**Problem requirements**
Please give back the listing exactly, without any of its pictures.

==================================================

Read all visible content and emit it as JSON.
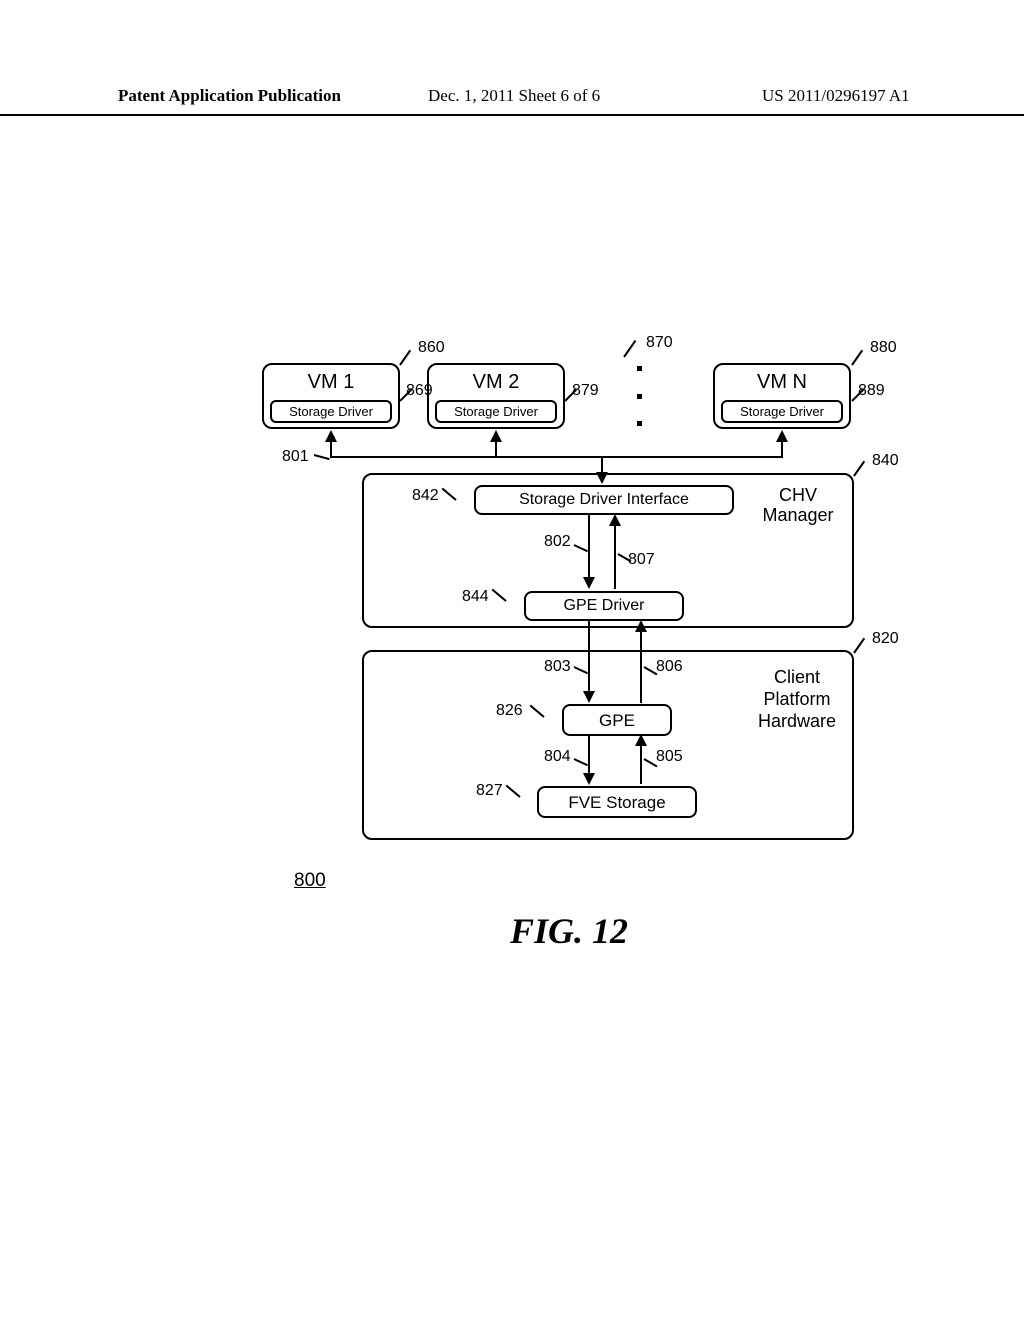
{
  "header": {
    "left": "Patent Application Publication",
    "mid": "Dec. 1, 2011   Sheet 6 of 6",
    "right": "US 2011/0296197 A1"
  },
  "boxes": {
    "vm1": {
      "title": "VM 1",
      "driver": "Storage Driver"
    },
    "vm2": {
      "title": "VM 2",
      "driver": "Storage Driver"
    },
    "vmN": {
      "title": "VM N",
      "driver": "Storage Driver"
    },
    "chv": {
      "title": "CHV Manager",
      "sdi": "Storage Driver Interface",
      "gped": "GPE Driver"
    },
    "client": {
      "title": "Client Platform Hardware",
      "gpe": "GPE",
      "fve": "FVE Storage"
    }
  },
  "refs": {
    "r860": "860",
    "r869": "869",
    "r870": "870",
    "r879": "879",
    "r880": "880",
    "r889": "889",
    "r840": "840",
    "r842": "842",
    "r844": "844",
    "r820": "820",
    "r826": "826",
    "r827": "827",
    "r801": "801",
    "r802": "802",
    "r807": "807",
    "r803": "803",
    "r806": "806",
    "r804": "804",
    "r805": "805",
    "r800": "800"
  },
  "figure": {
    "title": "FIG. 12"
  }
}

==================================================

**Solution below**
Read all visible content and emit it as JSON.
{
  "header": {
    "left": "Patent Application Publication",
    "mid": "Dec. 1, 2011   Sheet 6 of 6",
    "right": "US 2011/0296197 A1"
  },
  "boxes": {
    "vm1": {
      "title": "VM 1",
      "driver": "Storage Driver"
    },
    "vm2": {
      "title": "VM 2",
      "driver": "Storage Driver"
    },
    "vmN": {
      "title": "VM N",
      "driver": "Storage Driver"
    },
    "chv": {
      "title": "CHV Manager",
      "sdi": "Storage Driver Interface",
      "gped": "GPE Driver"
    },
    "client": {
      "title": "Client Platform Hardware",
      "gpe": "GPE",
      "fve": "FVE Storage"
    }
  },
  "refs": {
    "r860": "860",
    "r869": "869",
    "r870": "870",
    "r879": "879",
    "r880": "880",
    "r889": "889",
    "r840": "840",
    "r842": "842",
    "r844": "844",
    "r820": "820",
    "r826": "826",
    "r827": "827",
    "r801": "801",
    "r802": "802",
    "r807": "807",
    "r803": "803",
    "r806": "806",
    "r804": "804",
    "r805": "805",
    "r800": "800"
  },
  "figure": {
    "title": "FIG. 12"
  }
}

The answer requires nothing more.